QR codes, however, can be problematic. For instance, they have posed problems in China, where criminals have been sticking their own code over a merchant’s original one to steal money. According to Chinese news reports, about US$13 million has been lost via QR code scams in the city of Guangdong alone. The scam is apparently most widespread at restaurants, where QR codes are fixed and not regularly changed. The black-and-white squares are often seen on websites, in restaurants, on advertisements, on rental bikes and in retail outlets – to enable users to quickly scan and unlock, or retrieve information related to a business. It could become a problem in Pakistan as a key security weakness of QR codes is its impossibility to visually identify a safe one from a malicious one because they all look similar.

A curse of technology is the exposure to cyber susceptibilities. China is one of the proponents of QR codes and has not only benefited from them but has also suffered at the hands of the same. Therefore, the recent ATM card skimming incidents in Pakistan should also be considered a wake-up call for banks to ensure the security of their customer’s data against all possible threats.


In response to the highlighted problems, the People’s Bank of China has begun regulating the daily spending limits of QR codes. These limits start at 500 yuan ($76) but can be increased to 5,000 yuan if certain authentication procedures are followed. Furthermore, one can request the seller to scan the dynamic QR code that has been generated on one’s own smartphone to ensure security of the payment process.

QR code frauds can happen in our own backyard as well and thus need to be regulated. The State Bank of Pakistan should be proactive in the matter.
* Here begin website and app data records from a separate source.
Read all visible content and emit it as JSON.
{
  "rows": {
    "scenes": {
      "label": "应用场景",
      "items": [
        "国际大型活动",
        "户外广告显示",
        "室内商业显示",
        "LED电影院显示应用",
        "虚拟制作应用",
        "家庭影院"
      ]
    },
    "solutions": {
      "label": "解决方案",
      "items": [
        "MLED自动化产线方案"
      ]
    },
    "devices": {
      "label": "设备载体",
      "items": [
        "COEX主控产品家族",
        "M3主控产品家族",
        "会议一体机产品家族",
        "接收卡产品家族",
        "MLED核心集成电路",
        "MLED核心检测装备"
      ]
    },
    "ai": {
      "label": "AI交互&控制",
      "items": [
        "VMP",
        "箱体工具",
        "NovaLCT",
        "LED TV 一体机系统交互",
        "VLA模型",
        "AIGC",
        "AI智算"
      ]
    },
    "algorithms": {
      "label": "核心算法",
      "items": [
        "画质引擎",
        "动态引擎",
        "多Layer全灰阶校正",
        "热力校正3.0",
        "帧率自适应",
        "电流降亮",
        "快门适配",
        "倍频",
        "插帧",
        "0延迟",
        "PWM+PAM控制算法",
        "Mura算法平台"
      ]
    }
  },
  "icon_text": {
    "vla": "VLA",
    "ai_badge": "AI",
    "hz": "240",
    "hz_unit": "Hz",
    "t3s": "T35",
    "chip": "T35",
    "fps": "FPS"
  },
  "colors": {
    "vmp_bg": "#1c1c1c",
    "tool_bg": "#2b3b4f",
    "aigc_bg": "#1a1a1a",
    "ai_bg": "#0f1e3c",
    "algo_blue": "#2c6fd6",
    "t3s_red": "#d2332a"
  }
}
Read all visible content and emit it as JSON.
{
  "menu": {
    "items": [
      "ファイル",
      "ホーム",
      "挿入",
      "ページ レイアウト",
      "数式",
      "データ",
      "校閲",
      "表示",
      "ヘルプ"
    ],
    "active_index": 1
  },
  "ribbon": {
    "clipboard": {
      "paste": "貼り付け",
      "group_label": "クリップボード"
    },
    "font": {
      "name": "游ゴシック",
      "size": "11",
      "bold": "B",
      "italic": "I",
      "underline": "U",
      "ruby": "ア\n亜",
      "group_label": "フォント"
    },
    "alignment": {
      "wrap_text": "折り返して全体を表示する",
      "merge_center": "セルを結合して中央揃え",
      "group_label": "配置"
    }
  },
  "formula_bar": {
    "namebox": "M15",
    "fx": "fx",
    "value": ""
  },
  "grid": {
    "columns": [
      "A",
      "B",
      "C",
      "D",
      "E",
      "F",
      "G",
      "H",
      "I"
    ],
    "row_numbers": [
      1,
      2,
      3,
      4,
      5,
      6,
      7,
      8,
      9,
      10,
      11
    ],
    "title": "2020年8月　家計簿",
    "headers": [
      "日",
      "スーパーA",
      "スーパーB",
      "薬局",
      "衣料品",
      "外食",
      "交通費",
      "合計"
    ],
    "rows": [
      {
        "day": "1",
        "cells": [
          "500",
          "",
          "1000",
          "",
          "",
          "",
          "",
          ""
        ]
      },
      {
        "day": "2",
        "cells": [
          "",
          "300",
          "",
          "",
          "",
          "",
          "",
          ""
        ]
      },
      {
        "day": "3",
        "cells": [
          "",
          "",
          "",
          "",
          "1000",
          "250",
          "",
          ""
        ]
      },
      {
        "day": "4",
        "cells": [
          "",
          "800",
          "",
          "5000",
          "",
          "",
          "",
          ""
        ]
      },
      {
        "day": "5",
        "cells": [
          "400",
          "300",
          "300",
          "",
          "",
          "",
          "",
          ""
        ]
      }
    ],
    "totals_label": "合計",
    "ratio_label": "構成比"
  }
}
Policy decisions should not be dependent on a scam or fraud being actually perpetrated.

It may be clarified that the writers are in no manner against the use of technology but are advocating the protection of consumers/customers in Pakistan.


The views expressed in this article are those of the authors and do not necessarily represent the views of CourtingTheLaw.com or any organization with which they might be associated.

Adil Awais

Author: Adil Awais

The writer is a Barrister and is currently practising in Punjab.

Yousaf Gillani

Author: Yousaf Gillani

The writer is a Barrister and works as a Junior Associate at Ahmer Bilal Soofi and Co, Lahore.